Why do people who are at peace with themselves appear strong? Perhaps because the strength they carry within themselves and have agreed to acknowledge and reveal to the world is the mark of a power of love rather than a power of will. Love accepts the mistakes of the past, is intoxicated by the present and looks forward to the future with peace of mind, whereas the will is sometimes at war with the past and worried about the future, dissatisfied with the reality that the present can offer. In concrete terms, forgiving oneself means deciding that the joy of what can be counts more than the unhappiness of what is no longer. In the same way that forgiving someone who has hurt us sometimes requires all the strength of our being, forgiving ourselves is one of the most difficult tests because it requires from us, not what we give in to easily – brute force, inflexibility, determination -, but what we most often struggle to let be born in ourselves – gentleness, openness, trust -. The force of will is useful and very important for many situations in life; but the Heart has healing powers, it resurrects life where it had deserted and gives free rein to Joy.

How does it work?
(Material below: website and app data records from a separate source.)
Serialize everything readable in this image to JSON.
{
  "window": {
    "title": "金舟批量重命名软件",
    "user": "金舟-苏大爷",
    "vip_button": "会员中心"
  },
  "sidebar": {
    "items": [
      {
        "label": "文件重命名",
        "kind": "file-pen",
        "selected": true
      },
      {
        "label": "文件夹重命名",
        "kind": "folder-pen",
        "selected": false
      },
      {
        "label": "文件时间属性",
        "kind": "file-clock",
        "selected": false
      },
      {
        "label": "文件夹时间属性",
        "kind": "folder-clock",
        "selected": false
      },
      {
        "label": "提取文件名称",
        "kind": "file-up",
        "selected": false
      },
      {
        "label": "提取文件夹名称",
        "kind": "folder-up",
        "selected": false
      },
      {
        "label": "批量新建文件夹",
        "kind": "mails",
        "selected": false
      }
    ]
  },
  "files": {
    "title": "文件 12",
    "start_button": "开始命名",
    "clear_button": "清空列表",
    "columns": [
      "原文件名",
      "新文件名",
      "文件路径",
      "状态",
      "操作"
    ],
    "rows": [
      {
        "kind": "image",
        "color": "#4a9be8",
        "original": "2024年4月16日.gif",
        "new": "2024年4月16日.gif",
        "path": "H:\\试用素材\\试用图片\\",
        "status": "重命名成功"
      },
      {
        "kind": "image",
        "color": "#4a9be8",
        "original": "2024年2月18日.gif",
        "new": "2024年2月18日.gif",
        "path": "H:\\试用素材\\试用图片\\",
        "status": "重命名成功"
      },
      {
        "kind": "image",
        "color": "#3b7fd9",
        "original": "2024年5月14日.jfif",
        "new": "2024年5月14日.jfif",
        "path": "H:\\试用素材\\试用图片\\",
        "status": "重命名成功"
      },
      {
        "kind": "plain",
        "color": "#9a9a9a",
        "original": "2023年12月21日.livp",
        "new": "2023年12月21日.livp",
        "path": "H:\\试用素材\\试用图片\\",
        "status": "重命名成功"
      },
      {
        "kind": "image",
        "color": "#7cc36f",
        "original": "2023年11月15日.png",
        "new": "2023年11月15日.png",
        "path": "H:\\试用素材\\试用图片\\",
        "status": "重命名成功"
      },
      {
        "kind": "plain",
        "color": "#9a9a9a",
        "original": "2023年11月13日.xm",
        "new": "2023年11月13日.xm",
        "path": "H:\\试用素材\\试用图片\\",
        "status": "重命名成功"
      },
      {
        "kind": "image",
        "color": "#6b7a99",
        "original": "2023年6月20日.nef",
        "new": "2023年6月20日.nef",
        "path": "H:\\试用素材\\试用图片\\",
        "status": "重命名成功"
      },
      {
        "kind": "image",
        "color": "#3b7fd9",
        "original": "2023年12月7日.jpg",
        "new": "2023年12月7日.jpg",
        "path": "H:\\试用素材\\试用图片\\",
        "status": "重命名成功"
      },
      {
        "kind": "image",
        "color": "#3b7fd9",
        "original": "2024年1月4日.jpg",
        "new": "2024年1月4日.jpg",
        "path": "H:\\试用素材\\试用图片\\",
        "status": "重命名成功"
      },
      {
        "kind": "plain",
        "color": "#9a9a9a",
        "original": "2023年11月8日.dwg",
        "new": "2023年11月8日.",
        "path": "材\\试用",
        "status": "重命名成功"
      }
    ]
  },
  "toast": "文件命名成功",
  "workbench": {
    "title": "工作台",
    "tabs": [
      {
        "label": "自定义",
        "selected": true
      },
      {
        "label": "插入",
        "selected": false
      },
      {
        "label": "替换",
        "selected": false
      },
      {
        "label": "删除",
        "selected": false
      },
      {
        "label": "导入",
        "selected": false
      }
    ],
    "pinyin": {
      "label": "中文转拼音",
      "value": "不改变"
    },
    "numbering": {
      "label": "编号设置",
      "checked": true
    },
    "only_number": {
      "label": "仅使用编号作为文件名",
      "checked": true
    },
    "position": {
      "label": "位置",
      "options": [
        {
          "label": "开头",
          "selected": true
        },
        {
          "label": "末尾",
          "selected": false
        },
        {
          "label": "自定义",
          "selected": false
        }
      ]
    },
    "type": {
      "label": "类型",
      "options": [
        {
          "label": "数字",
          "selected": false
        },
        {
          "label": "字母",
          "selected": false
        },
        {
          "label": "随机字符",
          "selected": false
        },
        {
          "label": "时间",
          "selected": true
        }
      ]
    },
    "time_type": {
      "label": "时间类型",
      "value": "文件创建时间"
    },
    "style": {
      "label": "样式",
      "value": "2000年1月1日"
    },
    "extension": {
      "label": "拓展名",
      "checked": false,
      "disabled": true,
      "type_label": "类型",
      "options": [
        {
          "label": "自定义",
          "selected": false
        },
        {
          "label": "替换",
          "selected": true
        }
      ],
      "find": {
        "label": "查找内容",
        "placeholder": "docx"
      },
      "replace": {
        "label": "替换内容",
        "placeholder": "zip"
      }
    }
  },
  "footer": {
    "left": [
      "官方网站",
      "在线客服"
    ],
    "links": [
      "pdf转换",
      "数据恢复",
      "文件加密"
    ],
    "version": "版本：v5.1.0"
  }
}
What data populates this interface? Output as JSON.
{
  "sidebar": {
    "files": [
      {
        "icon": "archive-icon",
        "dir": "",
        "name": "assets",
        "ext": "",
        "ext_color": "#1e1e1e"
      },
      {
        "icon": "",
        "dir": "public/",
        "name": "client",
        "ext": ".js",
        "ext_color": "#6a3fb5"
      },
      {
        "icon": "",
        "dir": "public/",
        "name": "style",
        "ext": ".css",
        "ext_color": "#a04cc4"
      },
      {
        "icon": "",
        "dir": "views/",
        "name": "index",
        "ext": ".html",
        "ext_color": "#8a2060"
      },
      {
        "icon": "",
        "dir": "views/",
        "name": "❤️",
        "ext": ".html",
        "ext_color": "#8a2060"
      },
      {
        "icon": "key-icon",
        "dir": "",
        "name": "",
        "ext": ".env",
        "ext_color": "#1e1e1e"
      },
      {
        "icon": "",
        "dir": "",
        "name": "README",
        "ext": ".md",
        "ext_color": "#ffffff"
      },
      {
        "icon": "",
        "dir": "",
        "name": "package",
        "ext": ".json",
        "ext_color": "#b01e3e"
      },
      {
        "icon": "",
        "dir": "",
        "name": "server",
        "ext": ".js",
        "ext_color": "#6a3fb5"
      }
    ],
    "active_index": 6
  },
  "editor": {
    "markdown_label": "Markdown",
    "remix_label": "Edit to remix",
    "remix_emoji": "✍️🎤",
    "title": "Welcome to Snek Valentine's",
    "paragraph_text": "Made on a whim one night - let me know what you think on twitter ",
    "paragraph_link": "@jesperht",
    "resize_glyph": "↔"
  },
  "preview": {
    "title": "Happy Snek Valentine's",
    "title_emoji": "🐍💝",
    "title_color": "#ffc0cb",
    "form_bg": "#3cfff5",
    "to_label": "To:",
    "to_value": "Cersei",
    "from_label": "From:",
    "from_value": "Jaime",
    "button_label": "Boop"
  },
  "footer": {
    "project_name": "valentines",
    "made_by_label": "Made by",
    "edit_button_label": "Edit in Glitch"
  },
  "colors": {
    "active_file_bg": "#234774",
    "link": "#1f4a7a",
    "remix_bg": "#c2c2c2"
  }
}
  • Feeling vulnerable after a micro-trauma is normal; although society increasingly gives the impression that violence, by dint of being omnipresent, is integrated and is no longer as shocking, numerous studies in cognitive and clinical psychology show, on the contrary, that people undergo traumas and sometimes even become accustomed to violent behaviors, whether they are victims or responsible for them. The images and messages conveyed by some cinema, television and pornography are not intended to represent reality: their objective is to “entertain”, to make a spectacle and represent only a certain type of societal fantasy, which is not intended to become yours.
  • It is also normal to experience a state of shock after a trauma. It is therefore important not to rush this psychological organization and it is highly recommended to get help from a psychologist, who will have the tools to help you carefully untangle your feelings.

  • Seeking to repeat a trauma that you have experienced in order to understand it is also normal and common: there is no reason to feel guilty about it. Your whole life is made up of regressions and leaps forward; it is normal that your psyche does not always follow and it is necessary to give it time to explore and revisit the events, like a police inspector dealing with a particularly difficult enigma. However, it is preferable that you be accompanied by a professional in the case of a difficult trauma so that he or she can help you better cope with this assimilation.
  • Finally, if you happen to forget the reason why the issue of forgiveness is so important, here is a short summary: forgiving yourself allows you to welcome the future with more serenity and to live the present moment fully. By dint of small forgiveness, we strengthen our heart and our capacity to love and to love ourselves, which helps to make us benevolent, generous and unselfish. By ridding ourselves of guilt, we open ourselves up to responsibility, which allows us to become more mature, to take more measured risks and to experience more joy in our daily lives.

“Clemency is the most beautiful virtue of kings, because it implies the habit of overcoming oneself. It is beautiful, it is sublime to forgive one’s enemy, when one has only one word to say to crush him.” – Pigault-Lebrun